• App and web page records
--*--

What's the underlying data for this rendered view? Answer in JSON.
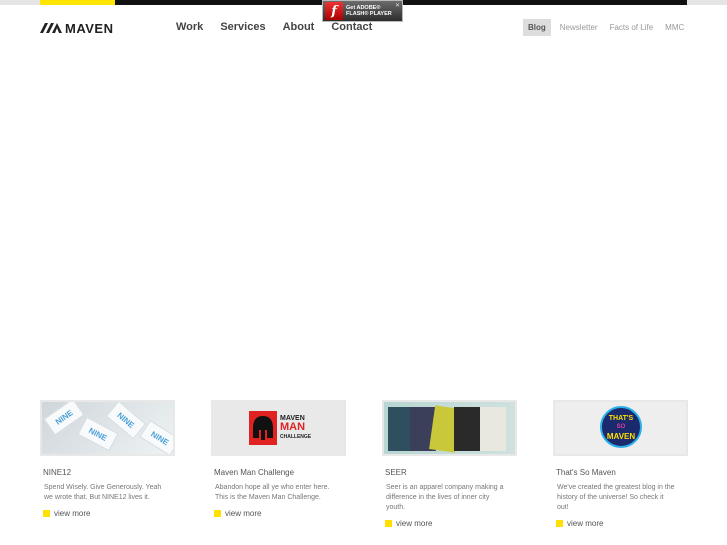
{
  "brand": {
    "name": "MAVEN",
    "logo_icon": "maven-chevron-icon",
    "accent": "#ffe500"
  },
  "nav": {
    "main": [
      "Work",
      "Services",
      "About",
      "Contact"
    ],
    "secondary": [
      {
        "label": "Blog",
        "active": true
      },
      {
        "label": "Newsletter",
        "active": false
      },
      {
        "label": "Facts of Life",
        "active": false
      },
      {
        "label": "MMC",
        "active": false
      }
    ]
  },
  "flash_badge": {
    "line1": "Get ADOBE®",
    "line2": "FLASH® PLAYER",
    "icon": "flash-player-icon"
  },
  "cards": [
    {
      "title": "NINE12",
      "desc": "Spend Wisely. Give Generously. Yeah we wrote that. But NINE12 lives it.",
      "link": "view more",
      "thumb_text": "NINE"
    },
    {
      "title": "Maven Man Challenge",
      "desc": "Abandon hope all ye who enter here. This is the Maven Man Challenge.",
      "link": "view more",
      "thumb_line1": "MAVEN",
      "thumb_line2": "MAN",
      "thumb_line3": "CHALLENGE"
    },
    {
      "title": "SEER",
      "desc": "Seer is an apparel company making a difference in the lives of inner city youth.",
      "link": "view more"
    },
    {
      "title": "That's So Maven",
      "desc": "We've created the greatest blog in the history of the universe! So check it out!",
      "link": "view more",
      "thumb_line1": "THAT'S",
      "thumb_line2": "SO",
      "thumb_line3": "MAVEN"
    }
  ]
}
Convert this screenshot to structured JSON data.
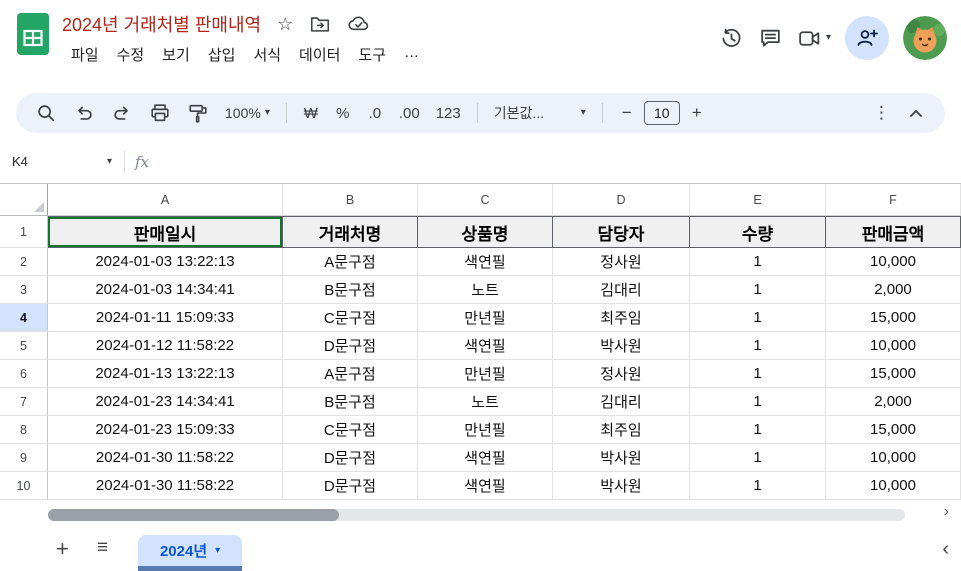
{
  "header": {
    "title": "2024년 거래처별 판매내역",
    "menus": [
      "파일",
      "수정",
      "보기",
      "삽입",
      "서식",
      "데이터",
      "도구",
      "…"
    ]
  },
  "toolbar": {
    "zoom": "100%",
    "currency_label": "₩",
    "percent_label": "%",
    "decrease_decimal_label": ".0",
    "increase_decimal_label": ".00",
    "number_format_label": "123",
    "font_name": "기본값...",
    "minus": "−",
    "font_size": "10",
    "plus": "+"
  },
  "formula_bar": {
    "cell_reference": "K4",
    "fx_label": "fx"
  },
  "grid": {
    "column_letters": [
      "A",
      "B",
      "C",
      "D",
      "E",
      "F"
    ],
    "row_numbers": [
      "1",
      "2",
      "3",
      "4",
      "5",
      "6",
      "7",
      "8",
      "9",
      "10"
    ],
    "header_row": [
      "판매일시",
      "거래처명",
      "상품명",
      "담당자",
      "수량",
      "판매금액"
    ],
    "data_rows": [
      [
        "2024-01-03 13:22:13",
        "A문구점",
        "색연필",
        "정사원",
        "1",
        "10,000"
      ],
      [
        "2024-01-03 14:34:41",
        "B문구점",
        "노트",
        "김대리",
        "1",
        "2,000"
      ],
      [
        "2024-01-11 15:09:33",
        "C문구점",
        "만년필",
        "최주임",
        "1",
        "15,000"
      ],
      [
        "2024-01-12 11:58:22",
        "D문구점",
        "색연필",
        "박사원",
        "1",
        "10,000"
      ],
      [
        "2024-01-13 13:22:13",
        "A문구점",
        "만년필",
        "정사원",
        "1",
        "15,000"
      ],
      [
        "2024-01-23 14:34:41",
        "B문구점",
        "노트",
        "김대리",
        "1",
        "2,000"
      ],
      [
        "2024-01-23 15:09:33",
        "C문구점",
        "만년필",
        "최주임",
        "1",
        "15,000"
      ],
      [
        "2024-01-30 11:58:22",
        "D문구점",
        "색연필",
        "박사원",
        "1",
        "10,000"
      ],
      [
        "2024-01-30 11:58:22",
        "D문구점",
        "색연필",
        "박사원",
        "1",
        "10,000"
      ]
    ],
    "active_row_number": "4",
    "selected_cell": "K4"
  },
  "sheet_bar": {
    "active_tab": "2024년"
  },
  "icons": {
    "star": "☆",
    "more_vertical": "⋮",
    "caret_down": "▾",
    "plus": "+",
    "all_sheets": "≡",
    "chevron_left": "‹",
    "scroll_right": "›"
  },
  "colors": {
    "title_text": "#b02418",
    "logo_green": "#23a566",
    "toolbar_bg": "#edf2fa",
    "accent_blue": "#0b57d0",
    "selection_bg": "#d3e3fd",
    "header_row_bg": "#f0f0f0",
    "a1_border": "#137333"
  }
}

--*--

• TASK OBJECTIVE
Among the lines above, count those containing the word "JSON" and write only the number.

• ANSWER TO THE PROBLEM
2